» WHAT YOU SHOULD DO:
Please return all lines in the listing holding the word "Healthy".

» INFORMATION SHOWN:
○ ○ ○ ○ ○ ○ ○

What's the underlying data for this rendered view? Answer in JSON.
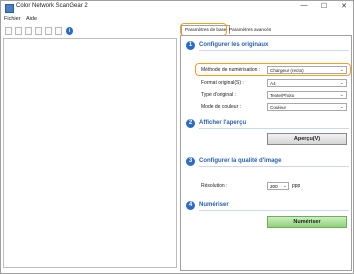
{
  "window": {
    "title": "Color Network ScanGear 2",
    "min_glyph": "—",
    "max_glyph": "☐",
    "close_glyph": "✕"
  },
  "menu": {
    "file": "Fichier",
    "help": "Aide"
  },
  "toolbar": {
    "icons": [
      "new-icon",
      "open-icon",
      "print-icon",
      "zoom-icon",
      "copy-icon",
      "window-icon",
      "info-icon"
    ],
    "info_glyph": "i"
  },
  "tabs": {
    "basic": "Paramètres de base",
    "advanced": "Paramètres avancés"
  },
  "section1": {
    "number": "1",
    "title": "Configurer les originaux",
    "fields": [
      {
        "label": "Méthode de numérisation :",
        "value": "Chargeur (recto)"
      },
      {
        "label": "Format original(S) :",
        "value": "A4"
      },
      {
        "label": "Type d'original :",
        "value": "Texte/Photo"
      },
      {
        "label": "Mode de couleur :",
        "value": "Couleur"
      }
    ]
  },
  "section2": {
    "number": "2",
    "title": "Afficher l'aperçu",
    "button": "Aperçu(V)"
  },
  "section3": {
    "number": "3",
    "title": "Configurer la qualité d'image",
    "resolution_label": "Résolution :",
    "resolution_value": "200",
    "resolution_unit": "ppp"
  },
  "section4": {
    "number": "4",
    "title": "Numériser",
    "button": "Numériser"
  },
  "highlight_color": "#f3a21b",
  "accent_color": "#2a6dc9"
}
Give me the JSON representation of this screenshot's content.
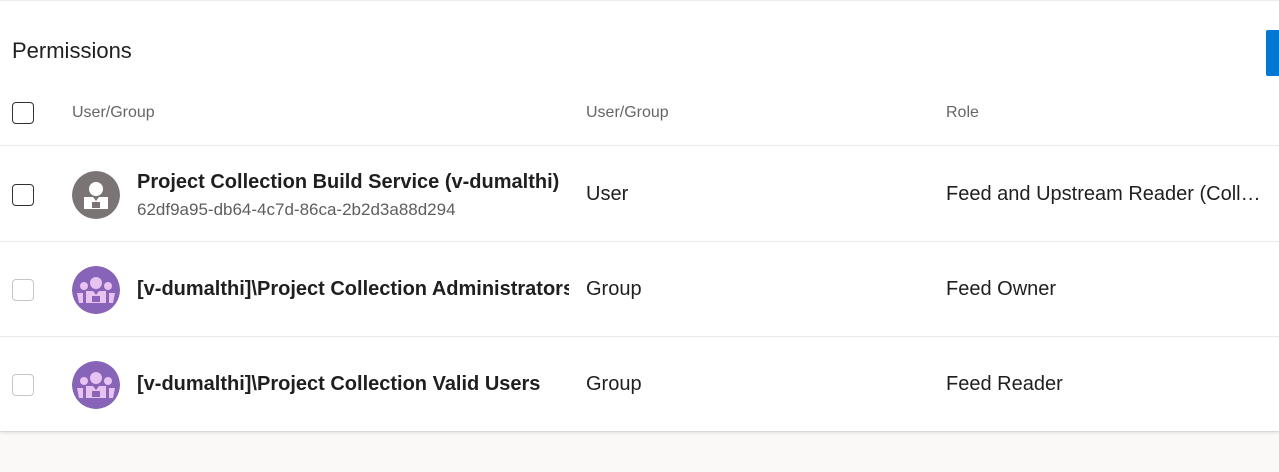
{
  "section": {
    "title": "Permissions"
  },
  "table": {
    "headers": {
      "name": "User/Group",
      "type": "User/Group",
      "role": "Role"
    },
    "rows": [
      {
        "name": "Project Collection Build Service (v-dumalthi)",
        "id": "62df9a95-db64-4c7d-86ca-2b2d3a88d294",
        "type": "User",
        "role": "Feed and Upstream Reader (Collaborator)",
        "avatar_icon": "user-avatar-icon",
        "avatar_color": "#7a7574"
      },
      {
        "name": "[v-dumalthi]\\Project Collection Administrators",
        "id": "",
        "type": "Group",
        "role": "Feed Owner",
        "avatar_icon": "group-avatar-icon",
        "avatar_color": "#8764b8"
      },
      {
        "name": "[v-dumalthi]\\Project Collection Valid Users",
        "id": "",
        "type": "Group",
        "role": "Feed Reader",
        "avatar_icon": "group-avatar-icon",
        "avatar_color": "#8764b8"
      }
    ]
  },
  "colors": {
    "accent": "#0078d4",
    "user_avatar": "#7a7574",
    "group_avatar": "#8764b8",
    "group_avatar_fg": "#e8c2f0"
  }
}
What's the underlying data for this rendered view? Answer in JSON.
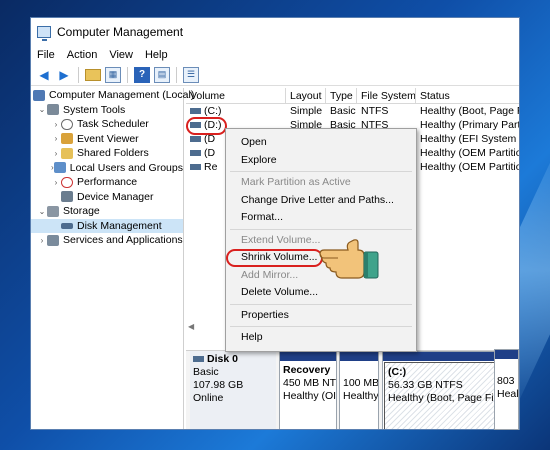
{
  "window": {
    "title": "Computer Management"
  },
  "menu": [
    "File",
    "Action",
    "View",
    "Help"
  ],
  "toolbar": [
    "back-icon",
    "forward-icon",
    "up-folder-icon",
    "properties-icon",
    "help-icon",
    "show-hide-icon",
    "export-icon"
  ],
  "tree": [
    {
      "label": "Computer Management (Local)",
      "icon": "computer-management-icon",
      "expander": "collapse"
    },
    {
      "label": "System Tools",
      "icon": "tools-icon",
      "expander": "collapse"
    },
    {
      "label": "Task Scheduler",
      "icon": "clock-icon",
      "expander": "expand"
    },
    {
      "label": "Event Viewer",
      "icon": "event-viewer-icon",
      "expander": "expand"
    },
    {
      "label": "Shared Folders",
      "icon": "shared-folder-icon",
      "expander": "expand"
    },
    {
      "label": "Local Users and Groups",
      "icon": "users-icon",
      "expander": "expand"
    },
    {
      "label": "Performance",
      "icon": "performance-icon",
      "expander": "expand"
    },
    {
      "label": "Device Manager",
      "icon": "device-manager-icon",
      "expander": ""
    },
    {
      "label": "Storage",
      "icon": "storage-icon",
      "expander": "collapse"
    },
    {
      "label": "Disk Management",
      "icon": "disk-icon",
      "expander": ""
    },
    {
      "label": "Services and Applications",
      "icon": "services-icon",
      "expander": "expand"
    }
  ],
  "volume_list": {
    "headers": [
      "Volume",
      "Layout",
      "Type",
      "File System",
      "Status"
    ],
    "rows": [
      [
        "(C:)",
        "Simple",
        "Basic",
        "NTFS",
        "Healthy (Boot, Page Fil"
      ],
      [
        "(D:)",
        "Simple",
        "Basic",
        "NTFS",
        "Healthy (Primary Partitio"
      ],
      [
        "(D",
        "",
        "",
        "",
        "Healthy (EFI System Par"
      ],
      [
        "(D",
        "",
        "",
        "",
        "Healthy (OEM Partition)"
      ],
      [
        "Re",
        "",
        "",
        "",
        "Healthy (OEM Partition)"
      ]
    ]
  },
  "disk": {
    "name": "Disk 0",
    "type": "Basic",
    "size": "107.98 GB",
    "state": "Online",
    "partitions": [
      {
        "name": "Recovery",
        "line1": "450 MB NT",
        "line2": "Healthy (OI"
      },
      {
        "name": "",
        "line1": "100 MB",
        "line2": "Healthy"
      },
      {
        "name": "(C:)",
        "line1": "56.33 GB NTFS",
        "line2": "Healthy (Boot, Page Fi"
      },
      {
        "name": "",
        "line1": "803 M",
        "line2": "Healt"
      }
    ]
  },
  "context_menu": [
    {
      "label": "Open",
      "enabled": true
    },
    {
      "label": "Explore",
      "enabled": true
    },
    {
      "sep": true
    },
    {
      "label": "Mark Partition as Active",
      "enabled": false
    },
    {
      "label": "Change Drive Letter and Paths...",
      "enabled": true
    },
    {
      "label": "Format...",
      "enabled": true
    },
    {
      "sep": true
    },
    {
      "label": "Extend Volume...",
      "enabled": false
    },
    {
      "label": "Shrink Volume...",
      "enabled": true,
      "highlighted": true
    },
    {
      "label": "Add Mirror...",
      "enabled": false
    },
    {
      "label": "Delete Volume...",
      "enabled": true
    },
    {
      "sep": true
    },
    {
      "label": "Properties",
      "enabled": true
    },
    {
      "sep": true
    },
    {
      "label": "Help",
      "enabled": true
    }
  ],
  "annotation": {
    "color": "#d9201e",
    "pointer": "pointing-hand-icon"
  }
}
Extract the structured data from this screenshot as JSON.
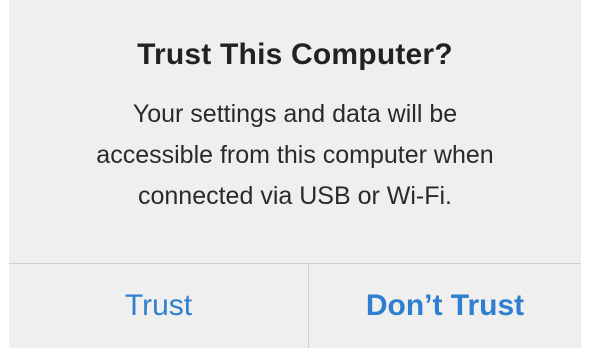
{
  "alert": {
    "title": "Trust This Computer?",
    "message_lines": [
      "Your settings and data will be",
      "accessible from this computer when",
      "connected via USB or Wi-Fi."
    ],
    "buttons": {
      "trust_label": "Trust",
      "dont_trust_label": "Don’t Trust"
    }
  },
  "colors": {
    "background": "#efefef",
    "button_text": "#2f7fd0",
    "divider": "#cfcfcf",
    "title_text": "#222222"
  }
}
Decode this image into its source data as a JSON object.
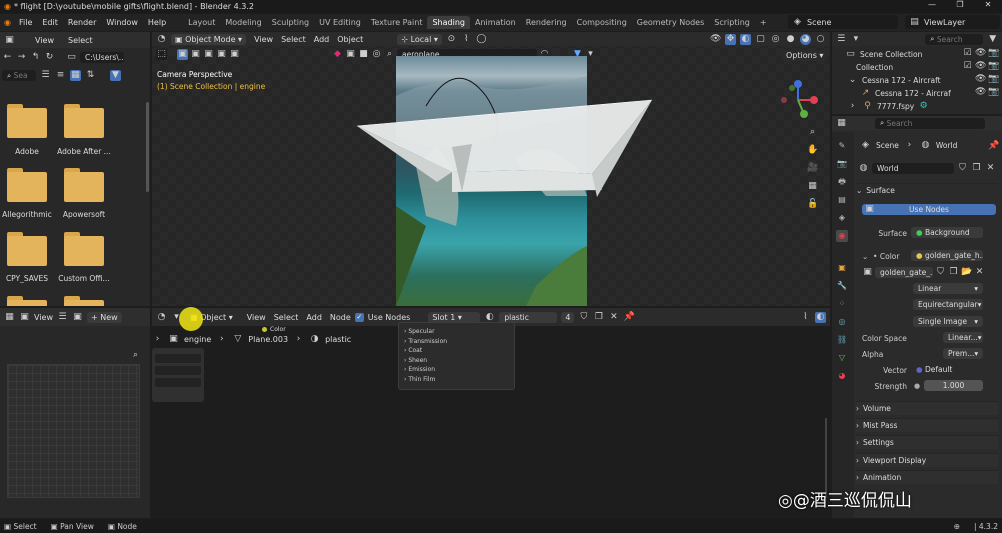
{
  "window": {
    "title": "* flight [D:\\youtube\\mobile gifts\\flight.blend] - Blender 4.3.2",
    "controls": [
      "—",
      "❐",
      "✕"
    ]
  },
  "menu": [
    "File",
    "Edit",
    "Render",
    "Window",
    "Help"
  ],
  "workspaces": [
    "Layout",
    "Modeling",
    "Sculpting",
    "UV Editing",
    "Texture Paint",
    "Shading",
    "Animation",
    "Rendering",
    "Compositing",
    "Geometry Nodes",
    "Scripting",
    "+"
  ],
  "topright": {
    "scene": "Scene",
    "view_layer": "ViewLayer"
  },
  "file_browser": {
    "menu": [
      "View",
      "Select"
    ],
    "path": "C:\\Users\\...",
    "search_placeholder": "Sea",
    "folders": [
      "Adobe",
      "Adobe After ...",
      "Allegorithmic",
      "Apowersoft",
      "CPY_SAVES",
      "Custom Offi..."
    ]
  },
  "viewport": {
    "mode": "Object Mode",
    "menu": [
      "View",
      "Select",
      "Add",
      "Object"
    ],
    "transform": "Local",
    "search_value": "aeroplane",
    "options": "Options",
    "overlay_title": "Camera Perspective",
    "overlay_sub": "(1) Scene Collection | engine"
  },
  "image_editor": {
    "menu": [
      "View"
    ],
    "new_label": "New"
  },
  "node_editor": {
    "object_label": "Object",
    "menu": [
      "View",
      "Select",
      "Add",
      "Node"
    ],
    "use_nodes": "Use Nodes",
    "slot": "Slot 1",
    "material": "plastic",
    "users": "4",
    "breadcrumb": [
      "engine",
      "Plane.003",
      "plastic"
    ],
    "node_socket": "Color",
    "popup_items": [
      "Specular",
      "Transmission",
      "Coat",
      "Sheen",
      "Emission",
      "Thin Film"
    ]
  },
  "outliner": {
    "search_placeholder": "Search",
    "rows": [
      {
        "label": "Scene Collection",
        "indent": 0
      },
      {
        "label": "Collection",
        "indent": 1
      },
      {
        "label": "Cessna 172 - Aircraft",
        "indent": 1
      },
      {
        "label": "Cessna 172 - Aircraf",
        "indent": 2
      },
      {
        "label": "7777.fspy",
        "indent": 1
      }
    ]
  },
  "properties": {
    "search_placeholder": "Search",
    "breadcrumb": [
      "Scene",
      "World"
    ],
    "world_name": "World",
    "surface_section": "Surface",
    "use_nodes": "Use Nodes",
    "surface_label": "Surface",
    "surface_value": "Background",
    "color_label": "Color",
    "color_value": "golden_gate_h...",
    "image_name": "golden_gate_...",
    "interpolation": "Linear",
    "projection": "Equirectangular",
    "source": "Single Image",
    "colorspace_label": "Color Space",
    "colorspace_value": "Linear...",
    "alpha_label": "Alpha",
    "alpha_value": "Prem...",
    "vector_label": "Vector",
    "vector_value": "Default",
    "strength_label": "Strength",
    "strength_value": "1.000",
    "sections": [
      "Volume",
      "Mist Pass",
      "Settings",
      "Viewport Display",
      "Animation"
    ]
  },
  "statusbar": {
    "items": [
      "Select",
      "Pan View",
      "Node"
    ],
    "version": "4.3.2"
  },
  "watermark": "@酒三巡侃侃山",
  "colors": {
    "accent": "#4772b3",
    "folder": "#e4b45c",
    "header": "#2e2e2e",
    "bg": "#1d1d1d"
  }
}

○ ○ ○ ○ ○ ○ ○

» SOLUTION TO THIS PROBLEM:
        "Healthy (Boot, Page Fil"
        "Healthy (Primary Partitio"
        "Healthy (EFI System Par"
        "Healthy (OEM Partition)"
        "Healthy (OEM Partition)"
        "line2": "Healthy (OI"
        "line2": "Healthy"
        "line2": "Healthy (Boot, Page Fi"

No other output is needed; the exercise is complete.